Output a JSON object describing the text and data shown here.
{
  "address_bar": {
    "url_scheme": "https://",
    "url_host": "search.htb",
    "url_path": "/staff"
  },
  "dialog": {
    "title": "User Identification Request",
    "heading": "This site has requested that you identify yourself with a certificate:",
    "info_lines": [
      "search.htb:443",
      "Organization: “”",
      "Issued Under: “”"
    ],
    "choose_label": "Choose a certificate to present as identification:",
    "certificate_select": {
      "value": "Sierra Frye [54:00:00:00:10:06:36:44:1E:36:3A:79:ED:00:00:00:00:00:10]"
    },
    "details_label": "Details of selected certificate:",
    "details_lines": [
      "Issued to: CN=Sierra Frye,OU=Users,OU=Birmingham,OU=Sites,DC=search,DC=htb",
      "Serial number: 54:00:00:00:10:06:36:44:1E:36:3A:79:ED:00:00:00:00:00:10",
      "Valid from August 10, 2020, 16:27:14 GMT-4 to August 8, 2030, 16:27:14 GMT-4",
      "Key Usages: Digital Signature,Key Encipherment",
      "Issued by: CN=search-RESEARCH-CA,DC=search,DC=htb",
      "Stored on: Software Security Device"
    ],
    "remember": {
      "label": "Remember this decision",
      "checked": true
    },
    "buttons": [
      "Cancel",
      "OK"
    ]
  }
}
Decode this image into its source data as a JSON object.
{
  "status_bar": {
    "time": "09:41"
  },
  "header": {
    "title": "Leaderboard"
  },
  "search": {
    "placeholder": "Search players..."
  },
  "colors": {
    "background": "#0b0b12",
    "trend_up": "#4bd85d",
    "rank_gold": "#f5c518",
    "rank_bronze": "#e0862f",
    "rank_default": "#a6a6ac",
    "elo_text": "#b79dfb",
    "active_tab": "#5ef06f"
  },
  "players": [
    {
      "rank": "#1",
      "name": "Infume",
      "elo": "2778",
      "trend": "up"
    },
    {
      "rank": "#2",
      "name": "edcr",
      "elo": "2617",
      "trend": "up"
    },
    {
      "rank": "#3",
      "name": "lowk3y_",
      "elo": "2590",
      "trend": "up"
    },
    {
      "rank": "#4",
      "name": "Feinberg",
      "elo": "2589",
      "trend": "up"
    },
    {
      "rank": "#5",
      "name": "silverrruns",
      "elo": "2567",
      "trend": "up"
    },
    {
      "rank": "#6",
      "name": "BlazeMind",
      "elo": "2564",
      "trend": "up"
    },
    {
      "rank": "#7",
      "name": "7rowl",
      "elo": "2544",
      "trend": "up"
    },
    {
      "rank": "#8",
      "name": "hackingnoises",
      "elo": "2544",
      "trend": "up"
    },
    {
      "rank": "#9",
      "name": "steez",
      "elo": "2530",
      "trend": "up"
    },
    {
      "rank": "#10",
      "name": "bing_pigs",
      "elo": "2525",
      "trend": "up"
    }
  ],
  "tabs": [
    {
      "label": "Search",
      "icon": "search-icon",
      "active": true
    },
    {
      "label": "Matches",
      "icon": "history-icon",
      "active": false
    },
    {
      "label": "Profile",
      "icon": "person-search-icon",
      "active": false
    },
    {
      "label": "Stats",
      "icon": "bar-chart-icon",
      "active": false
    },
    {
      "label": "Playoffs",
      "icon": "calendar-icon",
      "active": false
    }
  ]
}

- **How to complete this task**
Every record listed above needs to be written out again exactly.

- **Exercise response**
Output a JSON object describing the text and data shown here.
{
  "address_bar": {
    "url_scheme": "https://",
    "url_host": "search.htb",
    "url_path": "/staff"
  },
  "dialog": {
    "title": "User Identification Request",
    "heading": "This site has requested that you identify yourself with a certificate:",
    "info_lines": [
      "search.htb:443",
      "Organization: “”",
      "Issued Under: “”"
    ],
    "choose_label": "Choose a certificate to present as identification:",
    "certificate_select": {
      "value": "Sierra Frye [54:00:00:00:10:06:36:44:1E:36:3A:79:ED:00:00:00:00:00:10]"
    },
    "details_label": "Details of selected certificate:",
    "details_lines": [
      "Issued to: CN=Sierra Frye,OU=Users,OU=Birmingham,OU=Sites,DC=search,DC=htb",
      "Serial number: 54:00:00:00:10:06:36:44:1E:36:3A:79:ED:00:00:00:00:00:10",
      "Valid from August 10, 2020, 16:27:14 GMT-4 to August 8, 2030, 16:27:14 GMT-4",
      "Key Usages: Digital Signature,Key Encipherment",
      "Issued by: CN=search-RESEARCH-CA,DC=search,DC=htb",
      "Stored on: Software Security Device"
    ],
    "remember": {
      "label": "Remember this decision",
      "checked": true
    },
    "buttons": [
      "Cancel",
      "OK"
    ]
  }
}
Decode this image into its source data as a JSON object.
{
  "status_bar": {
    "time": "09:41"
  },
  "header": {
    "title": "Leaderboard"
  },
  "search": {
    "placeholder": "Search players..."
  },
  "colors": {
    "background": "#0b0b12",
    "trend_up": "#4bd85d",
    "rank_gold": "#f5c518",
    "rank_bronze": "#e0862f",
    "rank_default": "#a6a6ac",
    "elo_text": "#b79dfb",
    "active_tab": "#5ef06f"
  },
  "players": [
    {
      "rank": "#1",
      "name": "Infume",
      "elo": "2778",
      "trend": "up"
    },
    {
      "rank": "#2",
      "name": "edcr",
      "elo": "2617",
      "trend": "up"
    },
    {
      "rank": "#3",
      "name": "lowk3y_",
      "elo": "2590",
      "trend": "up"
    },
    {
      "rank": "#4",
      "name": "Feinberg",
      "elo": "2589",
      "trend": "up"
    },
    {
      "rank": "#5",
      "name": "silverrruns",
      "elo": "2567",
      "trend": "up"
    },
    {
      "rank": "#6",
      "name": "BlazeMind",
      "elo": "2564",
      "trend": "up"
    },
    {
      "rank": "#7",
      "name": "7rowl",
      "elo": "2544",
      "trend": "up"
    },
    {
      "rank": "#8",
      "name": "hackingnoises",
      "elo": "2544",
      "trend": "up"
    },
    {
      "rank": "#9",
      "name": "steez",
      "elo": "2530",
      "trend": "up"
    },
    {
      "rank": "#10",
      "name": "bing_pigs",
      "elo": "2525",
      "trend": "up"
    }
  ],
  "tabs": [
    {
      "label": "Search",
      "icon": "search-icon",
      "active": true
    },
    {
      "label": "Matches",
      "icon": "history-icon",
      "active": false
    },
    {
      "label": "Profile",
      "icon": "person-search-icon",
      "active": false
    },
    {
      "label": "Stats",
      "icon": "bar-chart-icon",
      "active": false
    },
    {
      "label": "Playoffs",
      "icon": "calendar-icon",
      "active": false
    }
  ]
}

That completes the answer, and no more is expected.